Health

Is sparkling water bad for you?

For many people, the start of a year is a time for new health resolutions—be it eat more vegetables, consume less sugar or drink more water.

Health

Tips for exercising outdoors in winter

Frigid temperatures can discourage even the most motivated exercisers. Without motivation, it's easy to pack away your workout gear for the winter. But you don't have to let cold weather spell the end of your fitness routine. ...

Diseases, Conditions, Syndromes

1971 to 2017 saw 32 drinking water hepatitis A outbreaks

(HealthDay)—Thirty-two outbreaks of hepatitis A associated with drinking water were identified during 1971 to 2017, and all occurred before 2010, according to research published in the Sept. 6 issue of the U.S. Centers ...

Health

Fetching water increases risk of childhood death

Water fetching is associated with poor health outcomes for women and children, including a higher risk of death—according to new research from the University of East Anglia.

Health

Poor water quality linked to sugar drink consumption

Consumption of sugary drinks is common among Aboriginal and Torres Strait Islander infants and toddlers, and it could be down to water quality, according to a study from The Australian National University (ANU).

Dentistry

How often should I get my teeth cleaned?

If you went to your dentist for a check-up and dental clean in the last year, give yourself a pat on the back. Not everyone loves the dentist, but research shows people who visit at least once a year for preventative care ...

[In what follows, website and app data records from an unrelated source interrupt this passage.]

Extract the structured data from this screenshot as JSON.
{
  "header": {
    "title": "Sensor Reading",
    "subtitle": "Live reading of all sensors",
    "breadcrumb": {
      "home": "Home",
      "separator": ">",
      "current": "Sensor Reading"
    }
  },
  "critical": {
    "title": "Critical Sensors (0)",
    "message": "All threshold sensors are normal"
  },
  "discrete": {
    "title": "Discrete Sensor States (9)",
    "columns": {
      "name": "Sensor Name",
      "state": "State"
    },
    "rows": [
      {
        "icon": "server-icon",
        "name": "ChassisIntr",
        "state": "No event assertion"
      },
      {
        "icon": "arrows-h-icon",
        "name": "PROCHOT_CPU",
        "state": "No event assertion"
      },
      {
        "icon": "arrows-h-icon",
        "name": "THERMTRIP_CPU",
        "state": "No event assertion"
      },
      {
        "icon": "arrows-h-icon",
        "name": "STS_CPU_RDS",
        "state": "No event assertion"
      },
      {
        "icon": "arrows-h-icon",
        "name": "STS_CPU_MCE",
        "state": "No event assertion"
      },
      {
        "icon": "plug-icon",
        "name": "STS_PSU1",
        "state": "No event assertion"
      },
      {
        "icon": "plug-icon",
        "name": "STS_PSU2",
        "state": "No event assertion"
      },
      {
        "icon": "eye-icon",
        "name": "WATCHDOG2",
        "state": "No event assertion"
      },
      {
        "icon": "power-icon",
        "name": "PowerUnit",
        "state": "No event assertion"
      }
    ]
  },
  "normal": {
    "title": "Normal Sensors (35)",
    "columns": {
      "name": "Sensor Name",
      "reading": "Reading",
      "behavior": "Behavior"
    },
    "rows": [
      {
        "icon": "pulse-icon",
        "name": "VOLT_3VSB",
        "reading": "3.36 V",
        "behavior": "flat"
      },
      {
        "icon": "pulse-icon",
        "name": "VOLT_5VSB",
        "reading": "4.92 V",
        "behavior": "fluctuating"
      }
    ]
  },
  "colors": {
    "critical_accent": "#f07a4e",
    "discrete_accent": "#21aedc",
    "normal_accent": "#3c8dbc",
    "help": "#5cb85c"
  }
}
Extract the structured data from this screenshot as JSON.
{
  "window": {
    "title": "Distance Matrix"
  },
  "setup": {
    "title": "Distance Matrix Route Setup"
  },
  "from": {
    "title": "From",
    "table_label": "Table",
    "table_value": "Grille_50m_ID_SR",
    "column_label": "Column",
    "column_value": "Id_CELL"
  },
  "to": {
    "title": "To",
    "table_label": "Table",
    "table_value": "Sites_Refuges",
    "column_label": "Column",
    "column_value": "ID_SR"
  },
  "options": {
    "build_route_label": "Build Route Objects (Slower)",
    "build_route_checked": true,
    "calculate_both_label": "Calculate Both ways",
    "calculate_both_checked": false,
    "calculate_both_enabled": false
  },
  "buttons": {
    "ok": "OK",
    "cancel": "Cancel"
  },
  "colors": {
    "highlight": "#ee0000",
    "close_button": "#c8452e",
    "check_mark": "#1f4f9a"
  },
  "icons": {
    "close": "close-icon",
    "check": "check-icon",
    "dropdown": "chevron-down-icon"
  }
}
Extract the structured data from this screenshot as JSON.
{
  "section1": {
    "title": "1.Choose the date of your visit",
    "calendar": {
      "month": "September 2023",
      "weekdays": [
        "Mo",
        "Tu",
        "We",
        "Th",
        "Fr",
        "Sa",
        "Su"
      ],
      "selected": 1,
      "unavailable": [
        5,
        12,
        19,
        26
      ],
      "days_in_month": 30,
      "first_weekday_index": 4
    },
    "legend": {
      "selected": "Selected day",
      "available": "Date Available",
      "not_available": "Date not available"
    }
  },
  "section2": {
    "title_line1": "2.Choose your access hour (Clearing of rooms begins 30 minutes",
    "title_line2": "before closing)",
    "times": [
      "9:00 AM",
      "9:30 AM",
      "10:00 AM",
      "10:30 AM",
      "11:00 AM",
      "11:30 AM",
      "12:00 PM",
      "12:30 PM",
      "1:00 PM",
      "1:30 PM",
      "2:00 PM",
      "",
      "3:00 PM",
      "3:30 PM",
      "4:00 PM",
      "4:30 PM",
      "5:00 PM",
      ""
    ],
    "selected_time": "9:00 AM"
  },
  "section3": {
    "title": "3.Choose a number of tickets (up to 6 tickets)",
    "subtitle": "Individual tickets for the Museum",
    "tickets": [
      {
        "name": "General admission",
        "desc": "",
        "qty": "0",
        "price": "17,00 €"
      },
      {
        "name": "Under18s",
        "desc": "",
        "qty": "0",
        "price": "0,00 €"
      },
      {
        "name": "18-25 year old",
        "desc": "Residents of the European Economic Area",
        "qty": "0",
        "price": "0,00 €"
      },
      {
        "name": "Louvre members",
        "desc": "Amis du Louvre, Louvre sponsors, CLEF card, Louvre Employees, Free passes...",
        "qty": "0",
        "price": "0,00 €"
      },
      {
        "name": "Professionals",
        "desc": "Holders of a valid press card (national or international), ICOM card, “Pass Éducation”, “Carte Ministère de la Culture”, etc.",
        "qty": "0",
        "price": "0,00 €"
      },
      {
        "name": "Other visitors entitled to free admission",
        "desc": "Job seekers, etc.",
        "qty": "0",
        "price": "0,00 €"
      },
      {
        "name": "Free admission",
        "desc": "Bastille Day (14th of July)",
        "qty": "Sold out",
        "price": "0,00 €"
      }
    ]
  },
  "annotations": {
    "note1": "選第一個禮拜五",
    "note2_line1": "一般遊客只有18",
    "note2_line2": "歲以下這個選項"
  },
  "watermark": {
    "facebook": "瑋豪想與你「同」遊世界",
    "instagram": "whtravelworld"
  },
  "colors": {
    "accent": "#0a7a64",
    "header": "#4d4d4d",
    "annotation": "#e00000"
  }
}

page 1 from 19

Drinking water

Drinking water is water of sufficiently high quality that it can be consumed or used without risk of immediate or long term harm. Such water is commonly called potable water. In most developed countries, the water supplied to households, commerce and industry is all of drinking water standard, even though only a very small proportion (often 5% or less) is actually consumed or used in food preparation.[citation needed]

Over large parts of the world, humans have inadequate access to potable water and use sources contaminated with disease vectors, pathogens or unacceptable levels of dissolved chemicals or suspended solids. Such water is not potable and drinking or using such water in food preparation leads to widespread acute and chronic illness and is a major cause of death in many countries.

Typically, water supply networks deliver potable water, whether it is to be used for drinking, washing or landscape irrigation. One counterexample is urban China, where drinking water can optionally be delivered by a separate tap.

This text uses material from Wikipedia, licensed under CC BY-SA